Another place where Mandelbrot encountered fractals was in the cotton prices of 1963. Mandelbrot found when he studied the cotton prices that they did not follow the normal distribution i.e., the “bell curve” instead the prices had were extreme variations. This was contradictory to the prevailing ideas of economics. When he analyzed it, he slowly realized that the cotton prices exhibited a different kind of order: they were indifferent to the time scale; the curve for the price change over a day was similar to the curve of the price change over the month! This property of self-similarity naturally suggests the idea that the cotton prices exhibited fractal-like nature and thus Mandelbrot had found a different sort of model for the price changes.
These are some of the very key ideas related to Chaos. There are a multiplicity of real world situations where Chaos helps explain seemingly inexplicable phenomena.Some of the questions that Chaos helps answers are:
How do you predict weather weeks or months beforehand when it shows no pattern? How can you predict irregular stock markets and global economies? Why are human heart beats irregular? How do you predict the population of a species which shows a random pattern? How do fluids flow and how can their motion be predicted? What is the nature of turbulence? How do you program robots to perform random movements? How do you predict the rate of a chemical reaction? How do you predict the election polls? How do you interpret the relationship between employees and the job market? …
This falls in very much with what James Gleick says in his book “Chaos”(which is a highly recommended read),
Now that Science is looking, Chaos seems to be everywhere.

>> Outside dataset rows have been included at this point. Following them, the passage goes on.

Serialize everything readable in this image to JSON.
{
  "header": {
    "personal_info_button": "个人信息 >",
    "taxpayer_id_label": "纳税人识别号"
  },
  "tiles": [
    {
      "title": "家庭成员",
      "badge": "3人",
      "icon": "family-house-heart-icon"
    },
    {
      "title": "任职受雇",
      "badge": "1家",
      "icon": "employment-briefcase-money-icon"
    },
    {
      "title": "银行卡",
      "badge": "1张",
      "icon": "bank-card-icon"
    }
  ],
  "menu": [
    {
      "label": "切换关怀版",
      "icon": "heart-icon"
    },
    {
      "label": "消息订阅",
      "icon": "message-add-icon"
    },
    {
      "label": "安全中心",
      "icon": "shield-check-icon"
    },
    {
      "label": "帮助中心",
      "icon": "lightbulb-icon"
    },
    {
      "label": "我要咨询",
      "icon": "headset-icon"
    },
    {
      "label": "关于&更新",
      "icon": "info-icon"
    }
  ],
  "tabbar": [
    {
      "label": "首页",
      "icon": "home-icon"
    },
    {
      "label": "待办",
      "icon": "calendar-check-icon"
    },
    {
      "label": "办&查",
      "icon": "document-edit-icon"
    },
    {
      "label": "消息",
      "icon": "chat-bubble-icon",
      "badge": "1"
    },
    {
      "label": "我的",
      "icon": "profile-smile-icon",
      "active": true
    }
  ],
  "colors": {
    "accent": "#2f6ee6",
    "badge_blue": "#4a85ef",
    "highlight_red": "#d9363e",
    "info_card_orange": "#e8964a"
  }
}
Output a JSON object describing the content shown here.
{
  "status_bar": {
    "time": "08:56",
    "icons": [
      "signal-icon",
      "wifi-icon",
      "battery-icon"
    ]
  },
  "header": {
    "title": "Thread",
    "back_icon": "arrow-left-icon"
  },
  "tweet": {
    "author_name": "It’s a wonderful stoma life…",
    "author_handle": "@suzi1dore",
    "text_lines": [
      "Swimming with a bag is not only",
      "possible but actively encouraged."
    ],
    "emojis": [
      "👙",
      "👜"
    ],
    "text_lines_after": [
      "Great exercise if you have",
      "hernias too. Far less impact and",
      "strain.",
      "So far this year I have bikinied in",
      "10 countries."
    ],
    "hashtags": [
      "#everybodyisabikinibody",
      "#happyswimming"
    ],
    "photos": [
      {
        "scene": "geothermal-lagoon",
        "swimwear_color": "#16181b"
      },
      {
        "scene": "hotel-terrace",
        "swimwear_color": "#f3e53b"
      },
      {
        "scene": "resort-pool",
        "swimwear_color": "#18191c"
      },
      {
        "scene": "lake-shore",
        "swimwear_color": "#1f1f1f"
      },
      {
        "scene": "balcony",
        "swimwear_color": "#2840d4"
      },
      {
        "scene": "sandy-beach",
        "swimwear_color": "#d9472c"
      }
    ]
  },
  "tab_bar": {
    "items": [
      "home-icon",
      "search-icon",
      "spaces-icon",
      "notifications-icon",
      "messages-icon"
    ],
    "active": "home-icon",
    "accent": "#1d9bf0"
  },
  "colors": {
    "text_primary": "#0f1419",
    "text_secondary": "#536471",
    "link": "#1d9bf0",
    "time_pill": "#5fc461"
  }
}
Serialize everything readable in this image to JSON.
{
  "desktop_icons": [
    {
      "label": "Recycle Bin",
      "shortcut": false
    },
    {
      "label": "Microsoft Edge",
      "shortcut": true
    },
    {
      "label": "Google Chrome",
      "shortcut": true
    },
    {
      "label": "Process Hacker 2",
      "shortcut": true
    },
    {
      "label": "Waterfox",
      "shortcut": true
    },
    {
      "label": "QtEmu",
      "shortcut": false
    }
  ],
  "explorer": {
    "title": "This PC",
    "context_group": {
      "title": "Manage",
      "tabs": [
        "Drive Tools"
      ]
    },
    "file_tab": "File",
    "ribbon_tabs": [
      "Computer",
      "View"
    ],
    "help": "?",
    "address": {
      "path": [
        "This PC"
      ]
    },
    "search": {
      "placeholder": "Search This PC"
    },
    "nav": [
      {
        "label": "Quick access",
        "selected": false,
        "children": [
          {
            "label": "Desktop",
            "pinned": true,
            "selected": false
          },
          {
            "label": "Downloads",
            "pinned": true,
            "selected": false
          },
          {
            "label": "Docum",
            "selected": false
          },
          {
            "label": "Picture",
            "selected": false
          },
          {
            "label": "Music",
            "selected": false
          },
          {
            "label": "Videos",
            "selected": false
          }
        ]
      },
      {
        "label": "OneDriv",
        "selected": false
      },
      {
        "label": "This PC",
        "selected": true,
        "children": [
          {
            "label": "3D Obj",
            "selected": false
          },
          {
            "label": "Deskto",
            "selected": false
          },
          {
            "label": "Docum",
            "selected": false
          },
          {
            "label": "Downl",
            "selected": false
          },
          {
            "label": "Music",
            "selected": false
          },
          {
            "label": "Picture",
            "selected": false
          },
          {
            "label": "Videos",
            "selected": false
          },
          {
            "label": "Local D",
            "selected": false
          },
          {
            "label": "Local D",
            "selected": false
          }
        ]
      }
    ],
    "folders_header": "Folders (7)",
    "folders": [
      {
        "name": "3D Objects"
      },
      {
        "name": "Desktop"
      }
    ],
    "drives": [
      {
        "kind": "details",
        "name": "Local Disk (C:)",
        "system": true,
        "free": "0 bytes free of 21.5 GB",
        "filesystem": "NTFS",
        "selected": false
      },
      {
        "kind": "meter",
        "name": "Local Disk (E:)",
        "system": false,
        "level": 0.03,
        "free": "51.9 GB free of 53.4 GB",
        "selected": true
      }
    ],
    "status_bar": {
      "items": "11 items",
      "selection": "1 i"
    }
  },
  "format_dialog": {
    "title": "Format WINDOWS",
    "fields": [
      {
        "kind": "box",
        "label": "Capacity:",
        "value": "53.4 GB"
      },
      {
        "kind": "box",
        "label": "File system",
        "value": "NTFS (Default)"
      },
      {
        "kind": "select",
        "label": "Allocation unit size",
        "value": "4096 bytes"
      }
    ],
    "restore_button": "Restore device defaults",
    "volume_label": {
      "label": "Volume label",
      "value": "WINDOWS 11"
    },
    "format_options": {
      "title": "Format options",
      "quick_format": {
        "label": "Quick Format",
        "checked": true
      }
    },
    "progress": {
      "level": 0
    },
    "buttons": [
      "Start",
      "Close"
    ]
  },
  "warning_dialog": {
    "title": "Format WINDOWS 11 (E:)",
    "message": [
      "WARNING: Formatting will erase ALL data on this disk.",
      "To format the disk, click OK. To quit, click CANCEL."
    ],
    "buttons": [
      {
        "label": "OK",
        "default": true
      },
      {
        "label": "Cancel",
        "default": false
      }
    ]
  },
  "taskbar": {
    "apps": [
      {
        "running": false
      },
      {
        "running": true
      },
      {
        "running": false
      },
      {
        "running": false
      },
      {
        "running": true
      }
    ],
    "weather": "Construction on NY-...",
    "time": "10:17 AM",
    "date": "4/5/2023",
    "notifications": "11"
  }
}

In the coming posts, as I myself learn more about Chaos, I will further illustrate the application of Chaos in specific fields of study and explore the related Mathematics in more detail. Suffice it to say : without Chaos, chaos would reign supreme!